Mars' thin atmosphere and geological stability makes rail transport, whether enclosed (the Hyperloop) or simply a raised metal track, a much cheaper solution in the long run. The investment for construction may be higher than that for a rocket fuel refinery, but operating costs should be much lower.

$\endgroup$
  • $\begingroup$ Fuel should actually be relatively cheap - it's the only thing that can be produced locally from day one. $\endgroup$ – Quentin Clarkson Apr 6 '16 at 5:07
0
$\begingroup$

Mars has just over one third Earth gravity and there is an atmosphere which can burn up spacecraft on entry. The mainly carbon dioxide atmosphere is denser when equated to equal pressure of Earths atmosphere. All this makes aerodynamic flight less difficult.

Because it is not a vacuum, aircraft will behave the same as on Earth. However take off and landing speeds will be higher but not as much as might be thought. Take off speeds of 200 to 300 mph are possible. There is no oxygen to help fuel burn so the obvious choice of power is electric propulsion.
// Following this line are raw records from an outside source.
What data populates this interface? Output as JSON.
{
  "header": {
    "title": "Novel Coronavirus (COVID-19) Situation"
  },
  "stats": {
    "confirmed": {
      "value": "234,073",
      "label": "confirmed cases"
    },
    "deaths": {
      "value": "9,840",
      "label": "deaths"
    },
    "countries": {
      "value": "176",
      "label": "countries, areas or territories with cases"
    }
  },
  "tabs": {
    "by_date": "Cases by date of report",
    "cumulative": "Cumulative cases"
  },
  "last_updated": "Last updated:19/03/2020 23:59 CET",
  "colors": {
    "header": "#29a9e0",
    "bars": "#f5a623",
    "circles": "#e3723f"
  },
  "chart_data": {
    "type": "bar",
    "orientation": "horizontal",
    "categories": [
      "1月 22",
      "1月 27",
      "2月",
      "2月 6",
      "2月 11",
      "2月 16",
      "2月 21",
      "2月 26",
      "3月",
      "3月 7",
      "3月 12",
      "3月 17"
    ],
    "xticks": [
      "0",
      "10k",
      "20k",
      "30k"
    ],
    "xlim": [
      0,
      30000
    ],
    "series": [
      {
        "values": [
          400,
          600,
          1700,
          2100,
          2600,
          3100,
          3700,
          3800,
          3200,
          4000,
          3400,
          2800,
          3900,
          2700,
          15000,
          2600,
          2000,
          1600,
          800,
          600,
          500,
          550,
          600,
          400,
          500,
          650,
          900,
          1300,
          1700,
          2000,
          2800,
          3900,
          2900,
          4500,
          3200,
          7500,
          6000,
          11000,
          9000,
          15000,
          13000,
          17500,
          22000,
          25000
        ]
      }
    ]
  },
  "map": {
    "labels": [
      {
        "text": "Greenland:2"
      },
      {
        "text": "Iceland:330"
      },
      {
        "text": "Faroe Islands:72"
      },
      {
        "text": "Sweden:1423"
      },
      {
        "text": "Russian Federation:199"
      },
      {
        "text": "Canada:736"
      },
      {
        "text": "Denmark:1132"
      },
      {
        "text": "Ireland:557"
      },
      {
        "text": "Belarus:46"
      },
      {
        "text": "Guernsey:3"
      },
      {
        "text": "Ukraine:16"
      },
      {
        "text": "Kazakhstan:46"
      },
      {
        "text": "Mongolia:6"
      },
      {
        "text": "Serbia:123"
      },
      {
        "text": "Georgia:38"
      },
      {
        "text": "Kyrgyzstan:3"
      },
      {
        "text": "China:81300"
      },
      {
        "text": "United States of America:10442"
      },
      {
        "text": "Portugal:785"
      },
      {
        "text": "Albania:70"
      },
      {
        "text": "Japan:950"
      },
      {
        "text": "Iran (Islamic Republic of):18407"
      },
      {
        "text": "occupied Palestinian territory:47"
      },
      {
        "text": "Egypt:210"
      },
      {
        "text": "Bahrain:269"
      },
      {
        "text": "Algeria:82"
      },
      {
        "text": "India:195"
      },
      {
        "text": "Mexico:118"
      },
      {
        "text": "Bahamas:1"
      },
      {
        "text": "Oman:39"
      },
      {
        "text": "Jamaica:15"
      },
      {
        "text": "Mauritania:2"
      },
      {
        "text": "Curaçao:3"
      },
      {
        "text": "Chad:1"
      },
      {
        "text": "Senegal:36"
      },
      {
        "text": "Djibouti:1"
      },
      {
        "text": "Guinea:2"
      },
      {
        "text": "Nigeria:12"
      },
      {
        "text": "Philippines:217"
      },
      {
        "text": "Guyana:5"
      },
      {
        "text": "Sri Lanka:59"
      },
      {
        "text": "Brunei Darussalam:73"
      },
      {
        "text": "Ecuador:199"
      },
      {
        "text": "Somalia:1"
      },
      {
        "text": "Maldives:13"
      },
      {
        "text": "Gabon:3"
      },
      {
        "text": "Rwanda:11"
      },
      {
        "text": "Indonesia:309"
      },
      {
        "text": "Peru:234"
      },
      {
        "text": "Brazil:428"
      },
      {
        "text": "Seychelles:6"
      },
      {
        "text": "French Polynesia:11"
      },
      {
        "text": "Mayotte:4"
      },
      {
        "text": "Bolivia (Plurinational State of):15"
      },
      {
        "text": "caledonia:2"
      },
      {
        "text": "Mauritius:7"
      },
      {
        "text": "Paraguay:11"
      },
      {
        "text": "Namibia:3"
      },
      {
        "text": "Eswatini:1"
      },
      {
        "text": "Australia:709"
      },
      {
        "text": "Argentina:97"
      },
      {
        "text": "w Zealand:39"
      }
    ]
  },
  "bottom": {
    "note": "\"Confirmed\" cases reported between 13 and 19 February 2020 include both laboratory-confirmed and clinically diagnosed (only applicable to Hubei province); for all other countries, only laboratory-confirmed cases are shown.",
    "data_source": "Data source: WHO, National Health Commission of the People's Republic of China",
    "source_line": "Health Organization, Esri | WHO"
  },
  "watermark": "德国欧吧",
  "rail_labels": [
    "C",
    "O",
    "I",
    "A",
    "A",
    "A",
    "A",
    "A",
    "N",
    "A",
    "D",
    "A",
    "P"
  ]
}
Batteries charged by nuclear power or solar power would be feasible. Elon Musk is keen on electrically powered aircraft.

Runways would need to be built for normal winged aircraft. But VTOL drone technology should be possible. The blade design would need to be altered possibly and rpm would be higher.

$\endgroup$

Your Answer

By clicking “Post Your Answer”, you agree to our terms of service, privacy policy and cookie policy

Not the answer you're looking for? Browse other questions tagged or ask your own question.